  • We ask not accepting any limitations and state interferences that affect religious organizations, all Evangelical communities on church services/worship, sermons, education, teaching, legal funds/ donations for religious communities/ organizations received from foreign correspondent organizations, also acceptance of visits and exchanges between national and foreign leaders and teachers,
  • We ask that the organization and administration of churches let not be under state control, but keeping the separation between Church and state without any interference of the state authorities into the life and activities of churches,
  • We ask not affecting right of assembly by prohibiting the use of buildings by religious organizations if these buildings have not been approved by the state, and not imposing the recognition of religious communities/churches and ‘registration’ of religious entities with less of 300 people,
  • Finally, we ask to adequate the Religious Confessions Law according the UDHR art. 18-20, the ICCPR art 18 -19, 21- 22 and 27, the UN Declaration on the Elimination of all Forms of Intolerance and Discrimination Based on Religion or Belief from 1981 art 1- 6, European Convention art 9-11, the OSCE/ODIHR resolution on Religious freedom and Security, and the EU’ Guidelines from 2013 on Religious Freedom.

At the 70th Anniversary of the Universal Declaration of Human Rights every country and people can honor by its legislation and practices the milestone document in the history of human rights, stressing art 1 that underlines: “All human beings are born free and equal in dignity and rights…”.

I invite the Bulgarian Parliament, the Commission on Religions and Human Rights, the Government of Bulgaria and other international and regional actors to update and monitor the ‘Religious Confessions Law’ to be based on “dignity and rights” of every human being; this is the best ‘tool’ that contributes to peace, security and a better understanding in every society, including Bulgaria. We express our hope and we wait with attention that this concerned Law can become a good and balanced Law, not affecting dignity of any human being and freedoms of religious minority from your nice country”.

Some weeks ago was communicated that the vote for the Law will be postponed for 2019; but suddenly, a new information came that the law will be voted on 21 of December. Let us continue to work and to pray too for Bulgarian on Religious Freedom Law, and waiting it finally could be a balanced one, not affecting any person and specially the religious minorities.
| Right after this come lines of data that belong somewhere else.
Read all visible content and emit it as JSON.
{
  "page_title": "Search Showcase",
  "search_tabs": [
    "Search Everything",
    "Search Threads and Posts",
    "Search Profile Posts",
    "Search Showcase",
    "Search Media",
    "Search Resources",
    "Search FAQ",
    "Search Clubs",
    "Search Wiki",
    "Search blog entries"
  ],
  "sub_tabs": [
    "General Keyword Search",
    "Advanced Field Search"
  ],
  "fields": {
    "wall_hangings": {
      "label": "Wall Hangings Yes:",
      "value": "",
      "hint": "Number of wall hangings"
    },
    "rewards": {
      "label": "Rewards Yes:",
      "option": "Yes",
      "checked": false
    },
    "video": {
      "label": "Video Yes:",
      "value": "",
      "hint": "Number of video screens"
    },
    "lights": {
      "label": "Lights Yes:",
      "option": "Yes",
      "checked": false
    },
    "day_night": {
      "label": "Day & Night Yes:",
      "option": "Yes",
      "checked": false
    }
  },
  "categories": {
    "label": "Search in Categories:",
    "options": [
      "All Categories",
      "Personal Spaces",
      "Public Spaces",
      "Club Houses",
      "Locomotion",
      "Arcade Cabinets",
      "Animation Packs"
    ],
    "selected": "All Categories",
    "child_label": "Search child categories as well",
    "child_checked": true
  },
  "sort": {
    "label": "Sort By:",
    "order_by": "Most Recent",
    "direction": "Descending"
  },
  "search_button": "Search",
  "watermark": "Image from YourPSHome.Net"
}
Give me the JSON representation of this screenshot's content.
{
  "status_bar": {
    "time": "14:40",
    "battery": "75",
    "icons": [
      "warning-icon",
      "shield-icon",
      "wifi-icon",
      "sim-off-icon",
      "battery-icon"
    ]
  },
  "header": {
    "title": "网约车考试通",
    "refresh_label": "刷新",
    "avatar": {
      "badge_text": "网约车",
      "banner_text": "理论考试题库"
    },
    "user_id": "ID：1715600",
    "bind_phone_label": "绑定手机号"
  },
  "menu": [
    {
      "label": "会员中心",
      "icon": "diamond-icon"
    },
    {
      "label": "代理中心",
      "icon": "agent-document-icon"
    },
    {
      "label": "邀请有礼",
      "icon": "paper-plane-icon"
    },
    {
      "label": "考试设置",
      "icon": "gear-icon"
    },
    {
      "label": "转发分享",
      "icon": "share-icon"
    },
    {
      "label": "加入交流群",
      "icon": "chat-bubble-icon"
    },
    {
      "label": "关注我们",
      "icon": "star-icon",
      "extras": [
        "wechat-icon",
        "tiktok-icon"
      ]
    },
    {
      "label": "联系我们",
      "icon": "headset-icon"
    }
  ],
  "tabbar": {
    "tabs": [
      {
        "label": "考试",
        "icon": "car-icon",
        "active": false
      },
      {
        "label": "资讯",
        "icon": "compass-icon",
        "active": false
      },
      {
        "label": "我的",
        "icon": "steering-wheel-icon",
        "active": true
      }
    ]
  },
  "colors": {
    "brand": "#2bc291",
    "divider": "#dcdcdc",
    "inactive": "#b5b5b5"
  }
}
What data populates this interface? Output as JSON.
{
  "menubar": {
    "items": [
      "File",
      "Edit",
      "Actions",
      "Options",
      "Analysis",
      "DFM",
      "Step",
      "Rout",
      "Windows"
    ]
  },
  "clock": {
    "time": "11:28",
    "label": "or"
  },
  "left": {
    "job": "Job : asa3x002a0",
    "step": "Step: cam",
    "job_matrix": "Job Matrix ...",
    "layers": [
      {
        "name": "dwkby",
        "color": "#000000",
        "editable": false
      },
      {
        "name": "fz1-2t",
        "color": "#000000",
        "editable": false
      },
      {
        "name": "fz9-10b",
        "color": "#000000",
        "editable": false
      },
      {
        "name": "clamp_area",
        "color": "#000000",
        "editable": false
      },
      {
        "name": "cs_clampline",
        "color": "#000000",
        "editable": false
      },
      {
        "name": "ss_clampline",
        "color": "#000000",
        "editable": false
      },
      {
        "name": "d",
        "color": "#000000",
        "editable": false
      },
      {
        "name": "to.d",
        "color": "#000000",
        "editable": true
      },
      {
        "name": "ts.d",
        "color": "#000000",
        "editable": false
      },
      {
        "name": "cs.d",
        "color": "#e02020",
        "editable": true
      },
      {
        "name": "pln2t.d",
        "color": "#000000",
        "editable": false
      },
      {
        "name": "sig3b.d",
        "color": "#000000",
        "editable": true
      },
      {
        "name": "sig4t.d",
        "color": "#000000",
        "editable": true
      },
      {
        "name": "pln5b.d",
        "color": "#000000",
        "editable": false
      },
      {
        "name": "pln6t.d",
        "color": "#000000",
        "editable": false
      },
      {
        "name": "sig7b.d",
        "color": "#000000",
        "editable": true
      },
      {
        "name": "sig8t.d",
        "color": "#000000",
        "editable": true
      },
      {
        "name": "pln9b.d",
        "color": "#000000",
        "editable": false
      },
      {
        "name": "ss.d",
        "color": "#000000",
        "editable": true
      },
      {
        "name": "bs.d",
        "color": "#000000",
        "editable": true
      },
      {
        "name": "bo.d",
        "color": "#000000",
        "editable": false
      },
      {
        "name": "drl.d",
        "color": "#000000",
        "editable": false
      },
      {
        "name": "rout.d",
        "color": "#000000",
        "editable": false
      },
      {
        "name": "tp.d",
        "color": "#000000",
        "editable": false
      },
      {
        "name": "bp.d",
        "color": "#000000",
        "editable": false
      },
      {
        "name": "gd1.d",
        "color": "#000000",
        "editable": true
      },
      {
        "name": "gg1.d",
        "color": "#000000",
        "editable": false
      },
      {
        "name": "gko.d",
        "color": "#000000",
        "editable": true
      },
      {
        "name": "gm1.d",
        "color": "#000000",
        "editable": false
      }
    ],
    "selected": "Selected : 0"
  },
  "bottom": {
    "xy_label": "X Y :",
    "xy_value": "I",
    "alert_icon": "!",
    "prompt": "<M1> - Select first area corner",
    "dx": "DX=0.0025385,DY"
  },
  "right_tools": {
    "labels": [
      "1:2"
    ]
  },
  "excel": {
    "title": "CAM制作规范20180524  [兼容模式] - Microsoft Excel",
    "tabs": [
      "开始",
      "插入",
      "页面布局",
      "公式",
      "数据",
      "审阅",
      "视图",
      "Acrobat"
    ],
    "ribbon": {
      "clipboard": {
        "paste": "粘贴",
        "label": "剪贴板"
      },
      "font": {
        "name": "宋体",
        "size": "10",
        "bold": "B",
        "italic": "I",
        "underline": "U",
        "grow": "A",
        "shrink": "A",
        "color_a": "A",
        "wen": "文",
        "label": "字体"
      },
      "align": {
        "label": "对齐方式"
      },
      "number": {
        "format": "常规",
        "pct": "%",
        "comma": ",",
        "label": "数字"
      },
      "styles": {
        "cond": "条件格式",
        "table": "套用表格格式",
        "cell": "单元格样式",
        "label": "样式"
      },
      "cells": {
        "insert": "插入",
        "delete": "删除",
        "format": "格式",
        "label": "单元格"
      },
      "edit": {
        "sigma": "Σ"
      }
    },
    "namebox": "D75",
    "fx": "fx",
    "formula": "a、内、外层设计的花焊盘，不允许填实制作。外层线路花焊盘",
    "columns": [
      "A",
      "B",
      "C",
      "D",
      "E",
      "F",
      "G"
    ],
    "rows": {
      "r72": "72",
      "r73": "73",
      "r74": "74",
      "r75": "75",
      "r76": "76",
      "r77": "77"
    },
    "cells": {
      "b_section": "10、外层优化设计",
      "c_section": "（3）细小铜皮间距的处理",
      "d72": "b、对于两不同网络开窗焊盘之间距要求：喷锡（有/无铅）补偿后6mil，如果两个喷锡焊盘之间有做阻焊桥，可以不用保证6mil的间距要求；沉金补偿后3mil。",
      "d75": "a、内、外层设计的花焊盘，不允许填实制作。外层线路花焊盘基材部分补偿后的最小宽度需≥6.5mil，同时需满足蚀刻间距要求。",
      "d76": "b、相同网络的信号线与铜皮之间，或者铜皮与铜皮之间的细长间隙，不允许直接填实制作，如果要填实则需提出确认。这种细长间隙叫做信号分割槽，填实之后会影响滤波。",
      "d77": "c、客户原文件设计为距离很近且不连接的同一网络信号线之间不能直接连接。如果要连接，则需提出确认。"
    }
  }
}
On the vote of Bulgarian Parliament on this law and feedback of collaborators, let us look next EUDNews.

Some photos of the event:


Roll up of the event.


Detail of the Hall in Geneva.


Liviu Olteanu with the President of Bulgaria.


Liviu Olteanu' intervention.